The quagga is still a mysterious animal. There has been much debate over the status of the quagga in relation to the plains zebra. It is generally believed now that it is basically a species of plains zebra and not a genetically unique species. At one point, South African plains were highly populated with quaggas, but Dutch settlers hunted and exterminated them, because they competed with domestic animals for grazing territory. The last captive specimen died in Amsterdam on 12 August 1883. Only one quagga was ever photographed alive (the one you see above) and only 23 skins are preserved today.
Quaggas have fascinated researchers, both biologists and geneticists. In 1984 the quagga became the first extinct animal to have its DNA analysed and not very long after that, the Quagga Project was launched. Working on the project, a team of scientists based at the University of Cape Town led by Professor Eric Harley have recreated an animal that is genetically similar to quagga with. They did it by using both DNA and selective breeding.

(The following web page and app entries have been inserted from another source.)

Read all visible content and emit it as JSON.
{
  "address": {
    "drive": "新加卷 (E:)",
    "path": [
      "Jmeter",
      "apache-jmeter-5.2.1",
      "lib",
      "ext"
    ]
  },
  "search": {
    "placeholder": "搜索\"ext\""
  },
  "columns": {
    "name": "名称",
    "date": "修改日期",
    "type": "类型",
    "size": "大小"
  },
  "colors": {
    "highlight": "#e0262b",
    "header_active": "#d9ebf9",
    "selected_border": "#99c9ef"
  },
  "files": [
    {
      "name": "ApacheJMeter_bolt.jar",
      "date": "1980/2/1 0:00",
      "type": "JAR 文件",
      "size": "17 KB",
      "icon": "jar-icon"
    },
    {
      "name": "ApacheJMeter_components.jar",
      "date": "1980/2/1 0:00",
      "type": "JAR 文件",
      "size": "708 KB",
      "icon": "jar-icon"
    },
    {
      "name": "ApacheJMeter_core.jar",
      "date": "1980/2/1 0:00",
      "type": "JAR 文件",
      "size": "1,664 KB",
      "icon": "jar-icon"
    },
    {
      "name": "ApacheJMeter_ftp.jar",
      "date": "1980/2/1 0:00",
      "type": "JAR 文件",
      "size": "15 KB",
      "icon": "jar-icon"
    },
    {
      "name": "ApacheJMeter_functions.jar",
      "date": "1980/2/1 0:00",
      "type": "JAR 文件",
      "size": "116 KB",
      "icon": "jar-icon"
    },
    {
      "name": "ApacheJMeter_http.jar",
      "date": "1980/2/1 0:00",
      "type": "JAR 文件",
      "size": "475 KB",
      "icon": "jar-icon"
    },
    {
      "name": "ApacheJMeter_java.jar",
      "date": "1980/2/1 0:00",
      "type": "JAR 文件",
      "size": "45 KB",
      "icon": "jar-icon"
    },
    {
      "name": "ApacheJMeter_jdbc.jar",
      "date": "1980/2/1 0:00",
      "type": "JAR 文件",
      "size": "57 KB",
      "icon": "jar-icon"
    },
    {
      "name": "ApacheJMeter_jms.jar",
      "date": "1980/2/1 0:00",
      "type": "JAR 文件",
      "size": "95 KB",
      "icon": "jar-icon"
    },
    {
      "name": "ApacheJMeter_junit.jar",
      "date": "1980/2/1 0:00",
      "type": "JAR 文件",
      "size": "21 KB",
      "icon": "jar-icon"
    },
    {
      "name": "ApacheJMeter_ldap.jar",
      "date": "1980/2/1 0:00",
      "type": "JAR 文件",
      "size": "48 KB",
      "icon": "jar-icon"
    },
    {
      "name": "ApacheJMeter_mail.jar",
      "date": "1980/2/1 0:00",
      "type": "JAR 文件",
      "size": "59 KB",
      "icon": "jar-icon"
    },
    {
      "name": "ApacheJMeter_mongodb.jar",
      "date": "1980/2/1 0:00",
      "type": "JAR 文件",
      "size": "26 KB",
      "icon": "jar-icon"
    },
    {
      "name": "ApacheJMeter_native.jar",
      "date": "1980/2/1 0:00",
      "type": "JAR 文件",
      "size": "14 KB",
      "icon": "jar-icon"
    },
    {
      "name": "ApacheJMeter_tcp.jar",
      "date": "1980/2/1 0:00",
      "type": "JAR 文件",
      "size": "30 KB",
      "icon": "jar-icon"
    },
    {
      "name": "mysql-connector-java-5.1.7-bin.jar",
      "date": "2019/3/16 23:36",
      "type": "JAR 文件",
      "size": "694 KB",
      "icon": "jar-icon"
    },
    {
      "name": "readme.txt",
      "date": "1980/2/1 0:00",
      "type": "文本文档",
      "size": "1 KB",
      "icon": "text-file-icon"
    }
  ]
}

“By bringing selected individuals together, and so concentrating the Quagga genes, a population should emerge that will be closer to the original Quagga population than any other extant Plains Zebra. For re-introduction into areas formerly inhabited by Quaggas, such animals would undoubtedly be more desirable than any others.”
According to Digital Journal, they’ve done this and created an animal that genetically is identical to a quagga. They are named ” Rau quaggas” after Reinhold Rau, one of the project’s founders 30 years ago. They were able to do this without cloning because as said before, the quagga isn’t a distinct species, but rather a subspecies (something like recreating a specific type of dog breed). The website writes:
“The Quagga was not an animal all on it’s own, as the name might seem to imply. It was a Zebra, and as modern DNA analysis has shown, not a seperate zebra species either, but one of several subspecies (local forms) of the Plains Zebra, of which most are still living. Therefore selective breeding, aiming at retrieving Quagga genes, believed to be still present in living Plains Zebra populations, might eventually result in individuals which have at least the exterior characteristics of the extinct Quagga.”
Project members believe that since their extinction was quick, brutal and the environment hasn’t changed drastically since then, it could be reversed. However, others argue that they haven’t really considered the environmental niche and even if the animal was recreated it wouldn’t fit in today.